* WHAT IS REQUIRED
Line by line, copy the material below exactly as given.

****************

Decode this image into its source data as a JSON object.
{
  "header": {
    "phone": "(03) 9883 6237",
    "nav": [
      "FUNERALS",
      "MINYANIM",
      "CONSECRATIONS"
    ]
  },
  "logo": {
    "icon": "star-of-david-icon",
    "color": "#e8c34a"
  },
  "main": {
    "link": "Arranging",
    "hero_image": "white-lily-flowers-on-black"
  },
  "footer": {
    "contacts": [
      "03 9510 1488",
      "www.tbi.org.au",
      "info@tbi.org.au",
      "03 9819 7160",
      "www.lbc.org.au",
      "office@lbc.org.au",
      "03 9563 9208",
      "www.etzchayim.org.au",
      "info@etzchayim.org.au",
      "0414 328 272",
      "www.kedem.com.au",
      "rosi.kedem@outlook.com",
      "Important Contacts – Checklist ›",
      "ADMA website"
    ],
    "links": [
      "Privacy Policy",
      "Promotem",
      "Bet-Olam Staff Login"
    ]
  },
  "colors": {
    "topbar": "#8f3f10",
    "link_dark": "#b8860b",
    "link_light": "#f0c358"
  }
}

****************

* ANSWER TO THIS TASK
Decode this image into its source data as a JSON object.
{
  "header": {
    "phone": "(03) 9883 6237",
    "nav": [
      "FUNERALS",
      "MINYANIM",
      "CONSECRATIONS"
    ]
  },
  "logo": {
    "icon": "star-of-david-icon",
    "color": "#e8c34a"
  },
  "main": {
    "link": "Arranging",
    "hero_image": "white-lily-flowers-on-black"
  },
  "footer": {
    "contacts": [
      "03 9510 1488",
      "www.tbi.org.au",
      "info@tbi.org.au",
      "03 9819 7160",
      "www.lbc.org.au",
      "office@lbc.org.au",
      "03 9563 9208",
      "www.etzchayim.org.au",
      "info@etzchayim.org.au",
      "0414 328 272",
      "www.kedem.com.au",
      "rosi.kedem@outlook.com",
      "Important Contacts – Checklist ›",
      "ADMA website"
    ],
    "links": [
      "Privacy Policy",
      "Promotem",
      "Bet-Olam Staff Login"
    ]
  },
  "colors": {
    "topbar": "#8f3f10",
    "link_dark": "#b8860b",
    "link_light": "#f0c358"
  }
}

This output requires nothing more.